Does the scheme involve modification or construction of a new raised reservoir with the capacity of 10,000 cubic metres or more?
What to do with the completed checklist
You should keep a copy of your checklist and supporting evidence (for example, before and after photos, measurements and any specialist advice received) for your own records. It is evidence that you have carried out an assessment and documents your decision that you do not need to apply for an impoundment licence. We may request that you provide a copy to us.
A very limited number of impoundments may be constructed or altered in an emergency before a licence is in place in order to prevent an immediate risk of
- death, personal injury or harm to the health of a human being
- damage to property or
- damage to the environment
Such works are only exempt from licensing when undertaken by i) Natural Resources Wales (NRW) as an enforcement authority under section 16 of the Reservoirs Act 1975, or ii) by or on behalf of, a navigation, harbour or conservancy authority in connection with its functions.
NRW must be notified of the emergency work within five days of the date it was started.

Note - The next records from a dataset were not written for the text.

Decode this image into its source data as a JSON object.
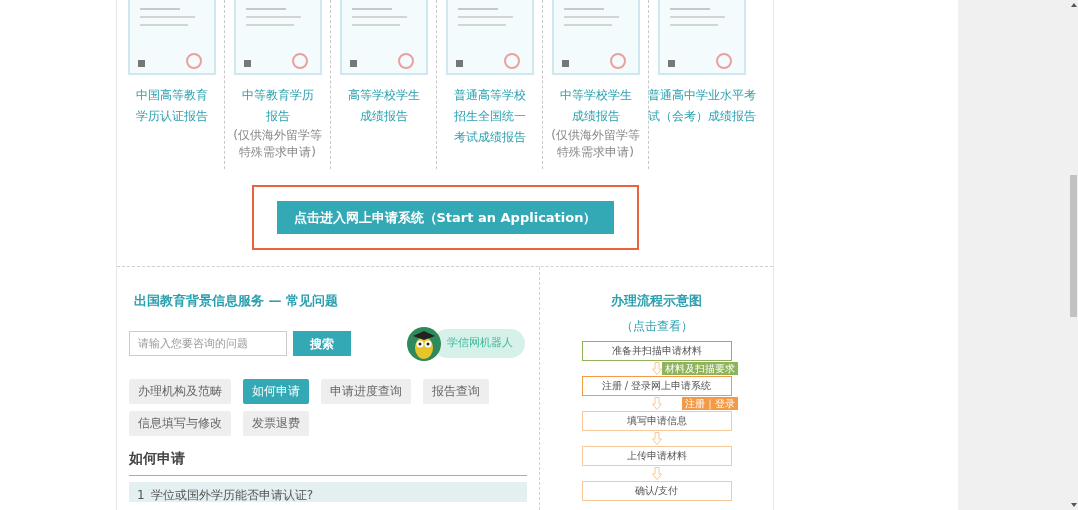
{
  "documents": [
    {
      "title_lines": [
        "中国高等教育",
        "学历认证报告"
      ]
    },
    {
      "title_lines": [
        "中等教育学历",
        "报告"
      ],
      "note_lines": [
        "(仅供海外留学等",
        "特殊需求申请)"
      ]
    },
    {
      "title_lines": [
        "高等学校学生",
        "成绩报告"
      ]
    },
    {
      "title_lines": [
        "普通高等学校",
        "招生全国统一",
        "考试成绩报告"
      ]
    },
    {
      "title_lines": [
        "中等学校学生",
        "成绩报告"
      ],
      "note_lines": [
        "(仅供海外留学等",
        "特殊需求申请)"
      ]
    },
    {
      "title_lines": [
        "普通高中学业水平考",
        "试（会考）成绩报告"
      ]
    }
  ],
  "start_button": "点击进入网上申请系统（Start an Application）",
  "faq": {
    "title": "出国教育背景信息服务 — 常见问题",
    "search": {
      "placeholder": "请输入您要咨询的问题",
      "button": "搜索"
    },
    "robot": "学信网机器人",
    "tabs": [
      {
        "label": "办理机构及范畴",
        "selected": false
      },
      {
        "label": "如何申请",
        "selected": true
      },
      {
        "label": "申请进度查询",
        "selected": false
      },
      {
        "label": "报告查询",
        "selected": false
      },
      {
        "label": "信息填写与修改",
        "selected": false
      },
      {
        "label": "发票退费",
        "selected": false
      }
    ],
    "heading": "如何申请",
    "items": [
      {
        "number": "1",
        "question": "学位或国外学历能否申请认证?"
      }
    ]
  },
  "flow": {
    "title": "办理流程示意图",
    "subtitle": "（点击查看）",
    "steps": [
      {
        "label": "准备并扫描申请材料",
        "tag": "材料及扫描要求",
        "color": "#8fb35a"
      },
      {
        "label": "注册 / 登录网上申请系统",
        "tag": "注册｜登录",
        "color": "#f39a45"
      },
      {
        "label": "填写申请信息",
        "color": "#f6c89a"
      },
      {
        "label": "上传申请材料",
        "color": "#f6c89a"
      },
      {
        "label": "确认/支付",
        "color": "#f6c89a"
      }
    ]
  }
}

The notice must provide the reason that the authority or the person considered that an emergency had arisen and also confirm that the works were necessary to prevent an immediate risk to human injury or life, property, or the environment.
We may issue a retrospective licence to cover the works or serve notice that i) the emergency exemption was not relevant or ii) the works are no longer required to prevent immediate risk to human life, property, or the environment.